Effective Telephone Conferences
by Andrew Elowitt
(County Bar Update, August 2004, Vol. 24, No. 7)

Effective Telephone Conferences

By Andrew Elowitt, Law Practice Management Section Executive Committee. Elowitt is an organizational consultant and executive/professional coach with New Actions C+C, and has more than 20 years experience as a California lawyer. He can be reached at elowitt@newactions.com. The opinions expressed are his own.

Imagine sitting in a meeting wearing a blindfold. You can't see anybody else, and they can't see you. You don't know half the people in the meeting, so you're really not clear about who's saying what. You can't read what's written on the whiteboard, and, to make matters worse, cell phones ring throughout the meeting, and a radio plays off and on. As ridiculous as this imaginary meeting sounds, we often come close to re-creating it when we meet by telephone.

Even though telephone conferences have become an essential part of the way we conduct business, we make them needlessly difficult. The following simple guidelines help compensate for the lack of physical attendance and ensure that telephone conferences are brief, clear, and productive.

Before the Call

Distribute an agenda to the call participants. When appropriate, request the participants' feedback on the agenda items. Should new items be added? Should existing items be deleted or reframed?

Distribute written materials early enough for participants to have a chance to review before (rather than during) the call.

Technical Considerations
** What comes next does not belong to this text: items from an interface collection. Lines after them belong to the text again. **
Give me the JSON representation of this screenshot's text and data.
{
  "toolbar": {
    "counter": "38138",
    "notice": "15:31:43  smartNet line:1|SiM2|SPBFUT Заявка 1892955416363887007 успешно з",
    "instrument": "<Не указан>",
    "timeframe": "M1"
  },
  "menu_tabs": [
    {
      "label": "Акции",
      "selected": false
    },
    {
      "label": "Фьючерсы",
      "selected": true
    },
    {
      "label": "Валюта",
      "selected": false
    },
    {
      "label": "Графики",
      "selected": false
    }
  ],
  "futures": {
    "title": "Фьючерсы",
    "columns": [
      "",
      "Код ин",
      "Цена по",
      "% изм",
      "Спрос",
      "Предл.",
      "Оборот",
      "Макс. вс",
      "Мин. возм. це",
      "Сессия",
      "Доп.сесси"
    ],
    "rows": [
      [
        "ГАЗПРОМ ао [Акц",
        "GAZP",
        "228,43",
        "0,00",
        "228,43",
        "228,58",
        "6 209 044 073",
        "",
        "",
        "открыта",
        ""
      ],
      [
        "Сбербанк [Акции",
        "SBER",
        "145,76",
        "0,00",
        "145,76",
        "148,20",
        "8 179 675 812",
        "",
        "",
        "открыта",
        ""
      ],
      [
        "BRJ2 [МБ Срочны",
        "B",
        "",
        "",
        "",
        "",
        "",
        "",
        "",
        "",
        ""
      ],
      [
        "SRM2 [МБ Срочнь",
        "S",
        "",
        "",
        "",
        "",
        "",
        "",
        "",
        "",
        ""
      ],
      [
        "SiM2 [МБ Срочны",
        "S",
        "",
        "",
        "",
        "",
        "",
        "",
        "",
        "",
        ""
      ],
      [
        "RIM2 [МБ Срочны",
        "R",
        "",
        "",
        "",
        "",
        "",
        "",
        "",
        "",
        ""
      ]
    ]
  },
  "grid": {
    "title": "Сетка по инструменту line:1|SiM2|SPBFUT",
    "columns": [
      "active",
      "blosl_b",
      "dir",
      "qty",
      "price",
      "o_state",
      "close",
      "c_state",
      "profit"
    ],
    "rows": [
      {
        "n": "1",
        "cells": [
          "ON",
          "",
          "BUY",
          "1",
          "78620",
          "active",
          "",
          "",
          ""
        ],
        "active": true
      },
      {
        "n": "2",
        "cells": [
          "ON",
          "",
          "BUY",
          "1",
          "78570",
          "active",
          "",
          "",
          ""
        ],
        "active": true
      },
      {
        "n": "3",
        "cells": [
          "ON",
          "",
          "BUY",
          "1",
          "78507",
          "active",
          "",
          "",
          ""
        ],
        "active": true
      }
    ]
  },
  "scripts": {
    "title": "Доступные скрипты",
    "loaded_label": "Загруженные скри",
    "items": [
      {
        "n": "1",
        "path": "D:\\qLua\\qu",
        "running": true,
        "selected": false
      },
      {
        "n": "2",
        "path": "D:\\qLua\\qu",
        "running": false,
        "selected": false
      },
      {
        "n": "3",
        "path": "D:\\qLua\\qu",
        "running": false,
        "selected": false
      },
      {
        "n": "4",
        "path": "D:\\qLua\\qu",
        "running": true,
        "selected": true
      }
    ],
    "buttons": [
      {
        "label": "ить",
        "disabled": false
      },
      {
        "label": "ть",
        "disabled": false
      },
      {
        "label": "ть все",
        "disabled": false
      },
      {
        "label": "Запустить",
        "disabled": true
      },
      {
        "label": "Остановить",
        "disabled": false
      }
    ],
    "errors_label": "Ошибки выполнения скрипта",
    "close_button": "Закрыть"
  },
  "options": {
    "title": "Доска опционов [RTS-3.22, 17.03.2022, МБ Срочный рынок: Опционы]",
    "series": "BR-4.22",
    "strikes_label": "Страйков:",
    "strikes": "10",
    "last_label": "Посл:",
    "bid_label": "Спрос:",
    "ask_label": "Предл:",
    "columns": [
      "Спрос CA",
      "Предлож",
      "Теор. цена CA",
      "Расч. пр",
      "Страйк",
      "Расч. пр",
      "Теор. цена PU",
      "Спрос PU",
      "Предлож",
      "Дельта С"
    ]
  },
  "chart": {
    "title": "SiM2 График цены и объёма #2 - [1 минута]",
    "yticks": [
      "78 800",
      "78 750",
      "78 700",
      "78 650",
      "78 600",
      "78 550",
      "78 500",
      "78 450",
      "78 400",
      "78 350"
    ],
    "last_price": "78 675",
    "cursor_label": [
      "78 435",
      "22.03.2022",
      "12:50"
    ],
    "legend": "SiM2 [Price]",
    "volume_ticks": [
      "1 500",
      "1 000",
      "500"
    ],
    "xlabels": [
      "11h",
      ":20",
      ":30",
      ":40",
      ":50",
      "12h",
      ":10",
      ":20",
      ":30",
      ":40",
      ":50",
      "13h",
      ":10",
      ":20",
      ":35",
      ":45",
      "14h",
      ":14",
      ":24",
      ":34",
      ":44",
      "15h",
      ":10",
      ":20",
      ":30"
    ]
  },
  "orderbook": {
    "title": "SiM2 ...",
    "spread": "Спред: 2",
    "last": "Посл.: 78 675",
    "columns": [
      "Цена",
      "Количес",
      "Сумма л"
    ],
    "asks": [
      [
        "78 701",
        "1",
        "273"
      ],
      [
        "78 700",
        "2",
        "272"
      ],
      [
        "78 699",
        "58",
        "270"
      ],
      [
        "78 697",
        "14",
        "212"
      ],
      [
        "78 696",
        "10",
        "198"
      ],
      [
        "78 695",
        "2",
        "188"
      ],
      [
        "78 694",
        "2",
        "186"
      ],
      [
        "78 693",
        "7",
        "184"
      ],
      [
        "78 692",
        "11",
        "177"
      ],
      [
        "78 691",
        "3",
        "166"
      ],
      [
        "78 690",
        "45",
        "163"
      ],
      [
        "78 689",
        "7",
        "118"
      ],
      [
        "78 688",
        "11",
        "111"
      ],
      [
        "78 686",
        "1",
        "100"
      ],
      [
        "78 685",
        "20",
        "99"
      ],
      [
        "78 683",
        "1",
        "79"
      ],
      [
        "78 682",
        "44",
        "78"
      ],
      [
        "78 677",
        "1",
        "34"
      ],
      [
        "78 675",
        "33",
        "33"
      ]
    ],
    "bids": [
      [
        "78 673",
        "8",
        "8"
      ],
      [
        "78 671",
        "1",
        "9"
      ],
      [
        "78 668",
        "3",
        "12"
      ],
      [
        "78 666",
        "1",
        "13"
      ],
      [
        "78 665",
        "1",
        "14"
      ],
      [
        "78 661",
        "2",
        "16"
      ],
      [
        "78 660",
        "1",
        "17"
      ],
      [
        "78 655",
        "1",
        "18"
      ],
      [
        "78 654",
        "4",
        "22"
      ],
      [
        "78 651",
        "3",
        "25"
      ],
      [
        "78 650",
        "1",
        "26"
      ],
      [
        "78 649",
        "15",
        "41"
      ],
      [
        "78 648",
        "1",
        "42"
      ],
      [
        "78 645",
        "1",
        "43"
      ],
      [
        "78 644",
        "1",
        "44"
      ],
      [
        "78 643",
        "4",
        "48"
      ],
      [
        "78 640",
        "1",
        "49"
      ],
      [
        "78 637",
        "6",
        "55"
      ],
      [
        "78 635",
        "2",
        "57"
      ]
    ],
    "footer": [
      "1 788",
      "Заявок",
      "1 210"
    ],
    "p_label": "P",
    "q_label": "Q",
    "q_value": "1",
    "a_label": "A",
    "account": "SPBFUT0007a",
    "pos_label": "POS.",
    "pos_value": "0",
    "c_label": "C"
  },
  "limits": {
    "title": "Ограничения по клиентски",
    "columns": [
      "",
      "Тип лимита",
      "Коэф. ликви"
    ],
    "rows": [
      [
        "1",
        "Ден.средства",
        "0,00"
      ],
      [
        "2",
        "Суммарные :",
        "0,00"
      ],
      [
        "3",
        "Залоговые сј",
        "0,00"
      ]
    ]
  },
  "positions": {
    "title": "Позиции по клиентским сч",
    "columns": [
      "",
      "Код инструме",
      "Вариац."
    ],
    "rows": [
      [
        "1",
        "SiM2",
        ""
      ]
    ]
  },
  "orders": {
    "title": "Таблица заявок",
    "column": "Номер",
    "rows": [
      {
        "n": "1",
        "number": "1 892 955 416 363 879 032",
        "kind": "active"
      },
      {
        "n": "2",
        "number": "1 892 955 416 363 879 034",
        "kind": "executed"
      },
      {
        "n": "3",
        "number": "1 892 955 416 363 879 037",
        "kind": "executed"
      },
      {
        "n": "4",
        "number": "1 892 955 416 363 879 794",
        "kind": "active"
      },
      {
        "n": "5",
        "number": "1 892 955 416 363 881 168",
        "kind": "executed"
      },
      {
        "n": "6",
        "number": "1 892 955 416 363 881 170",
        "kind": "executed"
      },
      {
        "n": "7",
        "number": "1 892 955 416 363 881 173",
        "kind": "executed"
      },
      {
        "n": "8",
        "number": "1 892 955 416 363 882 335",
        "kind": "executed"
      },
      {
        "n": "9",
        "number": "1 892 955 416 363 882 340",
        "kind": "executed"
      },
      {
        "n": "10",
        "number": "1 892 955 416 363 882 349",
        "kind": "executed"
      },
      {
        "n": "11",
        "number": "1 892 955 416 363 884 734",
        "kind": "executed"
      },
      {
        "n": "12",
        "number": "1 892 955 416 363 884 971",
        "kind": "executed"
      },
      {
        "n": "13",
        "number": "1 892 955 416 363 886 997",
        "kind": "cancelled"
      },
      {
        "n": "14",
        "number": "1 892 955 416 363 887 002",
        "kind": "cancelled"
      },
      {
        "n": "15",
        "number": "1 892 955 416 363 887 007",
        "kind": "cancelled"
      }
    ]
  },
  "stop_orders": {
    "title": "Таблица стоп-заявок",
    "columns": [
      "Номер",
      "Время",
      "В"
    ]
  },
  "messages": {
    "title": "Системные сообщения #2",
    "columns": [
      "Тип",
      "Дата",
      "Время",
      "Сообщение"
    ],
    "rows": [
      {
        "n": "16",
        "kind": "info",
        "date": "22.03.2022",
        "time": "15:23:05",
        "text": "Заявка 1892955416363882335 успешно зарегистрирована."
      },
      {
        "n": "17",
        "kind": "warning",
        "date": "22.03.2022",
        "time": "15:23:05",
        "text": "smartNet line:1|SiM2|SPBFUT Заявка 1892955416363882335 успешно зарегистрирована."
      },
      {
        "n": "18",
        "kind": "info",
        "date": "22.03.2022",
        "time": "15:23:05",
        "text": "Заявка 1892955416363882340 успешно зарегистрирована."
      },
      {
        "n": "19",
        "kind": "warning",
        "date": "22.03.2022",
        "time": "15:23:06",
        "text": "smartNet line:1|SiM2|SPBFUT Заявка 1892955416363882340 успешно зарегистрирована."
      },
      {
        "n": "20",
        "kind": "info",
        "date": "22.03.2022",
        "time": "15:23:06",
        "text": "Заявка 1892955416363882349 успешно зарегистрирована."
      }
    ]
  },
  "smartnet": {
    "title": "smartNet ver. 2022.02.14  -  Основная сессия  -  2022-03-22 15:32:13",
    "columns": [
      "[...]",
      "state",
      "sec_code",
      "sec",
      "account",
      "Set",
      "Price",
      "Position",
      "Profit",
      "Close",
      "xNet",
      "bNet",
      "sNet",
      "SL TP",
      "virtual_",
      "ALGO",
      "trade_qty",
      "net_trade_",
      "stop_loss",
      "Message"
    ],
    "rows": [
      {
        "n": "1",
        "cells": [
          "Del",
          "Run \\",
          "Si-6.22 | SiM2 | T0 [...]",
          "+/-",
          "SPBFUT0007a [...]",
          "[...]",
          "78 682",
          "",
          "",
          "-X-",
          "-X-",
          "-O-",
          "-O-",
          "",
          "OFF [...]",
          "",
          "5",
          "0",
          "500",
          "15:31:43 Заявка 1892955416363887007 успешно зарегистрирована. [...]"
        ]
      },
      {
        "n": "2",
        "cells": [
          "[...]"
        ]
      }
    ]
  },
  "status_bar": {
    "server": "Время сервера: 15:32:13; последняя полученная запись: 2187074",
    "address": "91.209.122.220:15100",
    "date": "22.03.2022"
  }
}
When possible, use a landline for the best sound quality.

Cell phones and portable phones often cause static heard by all callers, even when the person on the cell or portable phone is not speaking.

Computer-Internet-based calls often create considerable problems for teleconference lines. 

Use your phone's "mute" button when not directly contributing to the discussion. This greatly reduces distracting background noise.

Don't use the "hold" button if your phone system plays music while you're away. The music will make it impossible for the other participants to continue the call.

Avoid using speakerphones unless multiple call participants are present at a single location. If a speakerphone is necessary, remember to use the "mute" button to minimize disruptions and background noise, especially during conversations between participants at that single location.

Silence the ringers on other phone lines, and turn off any cell phones, fax machines, computers, beepers, pagers, and call waiting features that might ring and distract during the call.

Do not use 3-way calling. It often degrades the quality of the teleconference line.

Beginning the Call

Call in on time. Late arrivals can be disruptive.

Identify yourself when calling in unless the conference has already begun.

After allowing participants three to five minutes to call in, the chairperson or moderator should recap who is on the call and ask if anyone else has joined. (Taking roll is an alternative to this.)

If participants need to leave the call early, announce this at the beginning of the call.

During the Call

Before speaking, always introduce yourself by name. ("This is Bob. I think it's time we ...")

If asking a question of someone, state the person's name at the start of the question to ensure that you capture attention. ("Bob, this is Jean. What did you mean by ... ?") 

If you must leave the call for a brief moment, leave your "mute" button on, and come back as soon as possible. If you must leave the call for a longer period of time, let the others know when you leave and when you will return.

If you must leave the call early, hang up without interrupting the conversation; however, it's best to let others know this at the beginning of the call.

Sometimes words need to compensate for the absence of visual cues such as facial expressions and posture. ("Since I can't see you, I don't know how you're reacting to what I just proposed. What did you think of my idea?")

Stay focused on the conversation. Avoid doing other things such as multitasking, opening e-mail, or moving papers.